11. Campo Grande - These are large gardens between the train station and the Plaza de Zorrilla, which were made in the 16th century. It started as a neoclassic garden, but was then transformed in 1877 into a Romantic type of garden. The garden is full of trees, fountains, flowers, and sculptures.
12. Plaza Mayor and Town Hall - The Plaza Mayor of Valladolid is considered one of the most beautiful plazas in Spain. The old town center was destroyed in a fire in 1561 and King Felipe II decided to have a new town center built. The designers were Francisco de Salamanca and Juan Bautista de Toledo. The plaza has a rectangular plan with a lot of space and the buildings surrounding it have a uniformity of appearance and have arcades. The town hall was started in 1892 and was designed by the architects Antonio Iturralde and Enrique Repulles y Vargas. It has two lateral towers and a portico in front, with a big patio inside. The building has important paintings by prominent artists.
13. Military Cavalry Academy - The Academia Militar de Caballeria was started in 1852 in the city, but burned down in 1915. The new building was started soon after that event and its model was the Palace of Monterrey of Salamanca, with a Renaissance design. The building is extremely beautiful and impressive, and is across the street from the Plaza de Zorrila.

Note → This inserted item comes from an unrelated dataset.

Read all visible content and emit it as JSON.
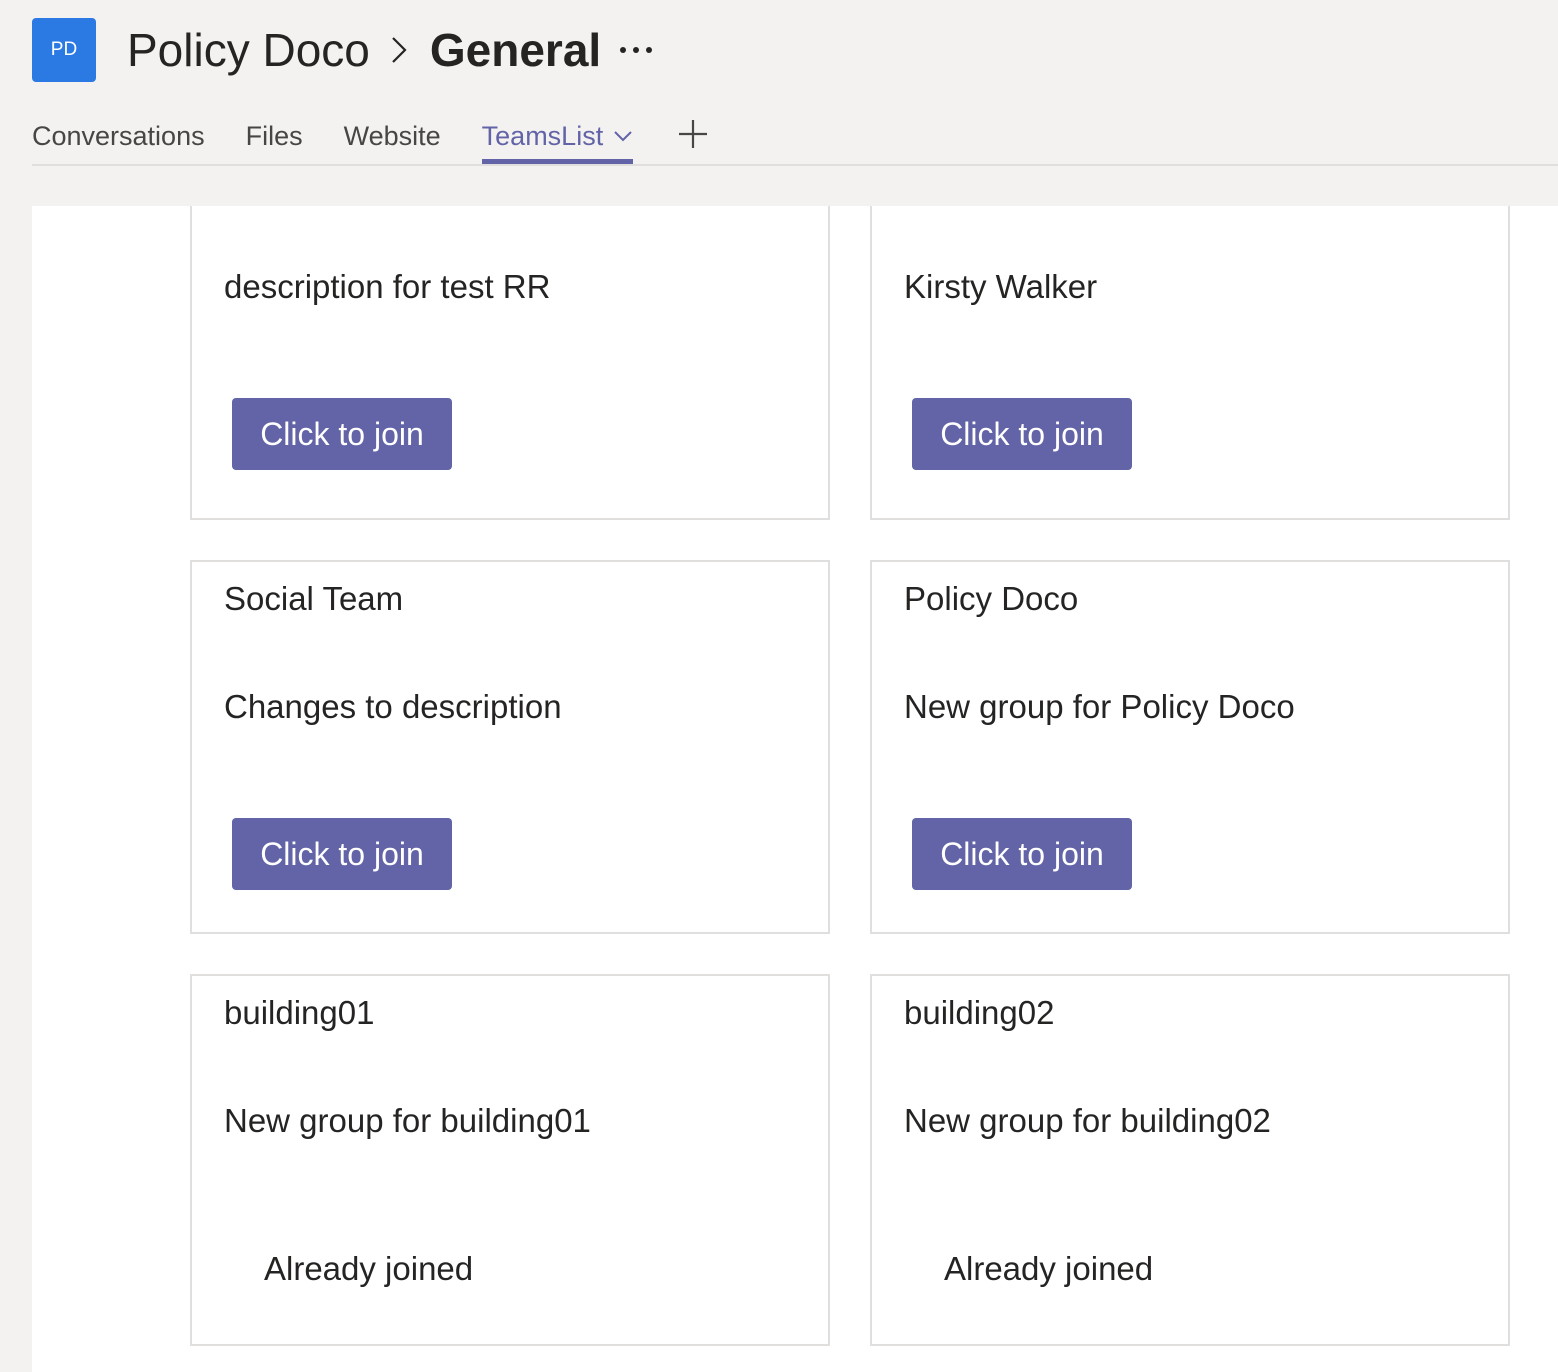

14. Teatro Calderon de la Barca - This is the most important theater in Valladolid and was constructed in 1863 by the architect Jeronimo Ortiz de Urbina. Its decoration was done under the direction of Augusto Ferri, who did the Teatro Real of Madrid. Many prominent artists also worked on the building decoration. The facade has a classical look and is one of the most beautiful theaters in Spain.
15. University Building - The University of Valladolid was started in 1346. The building was augmented in the 16th century and reformed in the 18th century. The facade is monumental and has the style of the most opulent and decorative Baroque. Fray Pedro de la Visitacion worked on the facade, with the sculptor antonio Tome and his sons Narciso and Diego. The statue of Theology is in the center of the facade, on top of the portal, flanked by coats of arms of the King and one of the university. The building's last remodeling took place in 1968.
16. Palacio Real - The building was finished in 1527 by the architect Luis de Vega, royal architect of King Carlos V. The palace was first owned by Don Francisco de lo Cobos, the Marques de Camarasa and secretary to King Carlos V. The palace later passed to the Duque de Lerma, who sold it to King Felipe III. This king stayed in the palace in 1601 when his court was at Valladolid.
The city has 38 other churches and convents, so it is full of other cultural treasures. It is a place worth spending more time in.